The Gonzaga, ruling family of Mantua since the early fourteenth century and promoted through the ranks of the nobility to ducal status in 1530, had been limited in their cultural pretensions until the arrival in the city of Isabella d’Este (1474–1539), daughter of Duke Ercole I of neighbouring Ferrara, who married the Marquis Francesco Gonzaga in 1490. During the half-century that followed, including the years after the death of Francesco in 1519, Isabella was the leading patron at the court, and it was under her influence that Mantua became a centre of secular music and of other arts. There seems to have been only limited overlap between the musical activities of the Gonzaga court and of Mantua cathedral, however—except in the sense that Jacquet was established in the cathedral but as a creature of the ducal family. This is all the more surprising when one considers that the Gonzaga did not construct a private chapel building until after Jacquet’s death, installing instead the court’s sacred music ensemble in the Lady Chapel, Santa Maria dei Voti, within the cathedral. Although the court establishment included the two major figures in the secular genre of the frottola, Marchetto Cara and Bartolomeo Tromboncino, Jacquet is the only composer of any substance to have graced the ecclesiastical organization in Mantua at this time. It was fortunate for his contemporary listeners, therefore, that he wrote such a significant quantity of sacred music, and that it is of such fine quality.
The Mantuan cathedral choir was large in comparison with the importance of the duchy, with approximately fifteen adult singers and about a dozen boys on average during Jacquet’s career. As with other Italian choirs such as that of the Sistine Chapel, however, it may well have been the case that the performing forces for polyphony were considerably smaller, possibly even single voices to a part.
Jacquet’s musical output is substantial, running to twenty-four known Mass settings, rather over a hundred motets, a cycle of twenty-six Vesper Hymns, Psalms which were published in collaboration with Adrian Willaert and others, Lamentations, and two Passion settings. In total this is a comparable achievement to the other leading figures of his age such as Willaert and Nicolas Gombert, with a greater emphasis on Mass composition but almost no secular music. No doubt this weighting reflects Jacquet’s position at the cathedral and the existence of a separate courtly musical establishment within the small city of Mantua.

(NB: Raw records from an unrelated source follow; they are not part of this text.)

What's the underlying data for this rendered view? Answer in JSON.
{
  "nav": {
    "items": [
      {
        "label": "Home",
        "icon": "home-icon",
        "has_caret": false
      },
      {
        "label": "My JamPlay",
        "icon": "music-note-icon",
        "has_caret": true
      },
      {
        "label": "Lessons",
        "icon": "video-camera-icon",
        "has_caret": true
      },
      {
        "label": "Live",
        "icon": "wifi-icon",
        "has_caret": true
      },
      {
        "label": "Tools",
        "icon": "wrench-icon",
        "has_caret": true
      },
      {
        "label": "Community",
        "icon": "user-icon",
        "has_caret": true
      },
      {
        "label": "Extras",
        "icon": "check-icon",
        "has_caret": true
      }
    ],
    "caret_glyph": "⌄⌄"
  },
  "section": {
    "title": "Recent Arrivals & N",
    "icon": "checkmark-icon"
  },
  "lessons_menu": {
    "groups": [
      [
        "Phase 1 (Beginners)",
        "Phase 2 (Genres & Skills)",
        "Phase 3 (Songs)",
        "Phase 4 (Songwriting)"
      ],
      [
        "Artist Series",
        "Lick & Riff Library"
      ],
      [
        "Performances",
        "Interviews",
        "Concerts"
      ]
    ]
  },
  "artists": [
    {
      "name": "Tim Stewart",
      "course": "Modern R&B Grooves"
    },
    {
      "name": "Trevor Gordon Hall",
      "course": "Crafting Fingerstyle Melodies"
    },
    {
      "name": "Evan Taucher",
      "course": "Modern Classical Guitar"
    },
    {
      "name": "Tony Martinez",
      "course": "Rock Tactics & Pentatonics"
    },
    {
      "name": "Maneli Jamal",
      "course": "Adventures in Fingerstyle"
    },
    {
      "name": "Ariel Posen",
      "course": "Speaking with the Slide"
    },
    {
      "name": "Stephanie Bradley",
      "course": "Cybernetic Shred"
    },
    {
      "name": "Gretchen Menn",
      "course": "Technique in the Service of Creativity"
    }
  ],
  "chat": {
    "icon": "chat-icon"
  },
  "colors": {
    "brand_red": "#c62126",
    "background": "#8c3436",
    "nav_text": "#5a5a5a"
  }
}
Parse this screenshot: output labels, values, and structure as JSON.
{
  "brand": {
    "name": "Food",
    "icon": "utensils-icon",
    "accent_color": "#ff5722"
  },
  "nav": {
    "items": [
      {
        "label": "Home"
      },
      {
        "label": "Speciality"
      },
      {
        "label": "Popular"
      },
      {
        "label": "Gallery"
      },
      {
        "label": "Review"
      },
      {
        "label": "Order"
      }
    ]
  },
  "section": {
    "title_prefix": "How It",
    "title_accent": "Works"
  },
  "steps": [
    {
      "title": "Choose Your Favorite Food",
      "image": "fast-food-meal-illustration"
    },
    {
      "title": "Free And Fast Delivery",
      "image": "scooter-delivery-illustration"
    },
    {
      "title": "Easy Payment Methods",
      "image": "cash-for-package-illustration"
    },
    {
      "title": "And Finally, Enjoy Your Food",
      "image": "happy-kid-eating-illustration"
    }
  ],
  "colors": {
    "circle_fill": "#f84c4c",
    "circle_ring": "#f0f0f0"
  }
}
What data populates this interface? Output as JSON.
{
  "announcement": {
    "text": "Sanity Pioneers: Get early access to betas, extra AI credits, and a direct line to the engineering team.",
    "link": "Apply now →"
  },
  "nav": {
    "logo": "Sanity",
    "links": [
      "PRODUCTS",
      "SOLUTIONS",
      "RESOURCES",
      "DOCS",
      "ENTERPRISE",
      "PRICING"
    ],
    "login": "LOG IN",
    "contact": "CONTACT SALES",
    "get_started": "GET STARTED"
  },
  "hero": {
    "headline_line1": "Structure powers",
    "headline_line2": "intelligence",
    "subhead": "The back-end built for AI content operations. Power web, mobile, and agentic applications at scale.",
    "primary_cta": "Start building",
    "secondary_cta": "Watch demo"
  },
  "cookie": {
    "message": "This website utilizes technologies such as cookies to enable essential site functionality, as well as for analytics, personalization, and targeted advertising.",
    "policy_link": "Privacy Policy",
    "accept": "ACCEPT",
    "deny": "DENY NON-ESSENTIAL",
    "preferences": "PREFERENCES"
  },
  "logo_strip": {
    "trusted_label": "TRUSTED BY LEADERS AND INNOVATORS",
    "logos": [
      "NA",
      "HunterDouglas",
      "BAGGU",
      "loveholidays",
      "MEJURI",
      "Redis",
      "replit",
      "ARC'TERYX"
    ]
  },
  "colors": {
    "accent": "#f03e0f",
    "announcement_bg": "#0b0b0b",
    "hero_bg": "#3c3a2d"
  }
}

The fact that Jacquet’s music is rather poorly known in modern times is no reflection on its quality, which places him among the very best of the mid-century composers. However, a considerable portion of his output is unavailable in modern edition, due principally to the early death of the musicologist George Nugent, who had been in the process of editing the motets. Nugent had contributed substantially to understanding of the true extent of Jacquet’s compositional activity by sifting out those pieces incorrectly attributed to him. But despite the recent posthumous publication of a further volume of Nugent’s edition, a considerable quantity of material remains unedited, including nearly half of the Masses.
from notes by Stephen Rice © 2015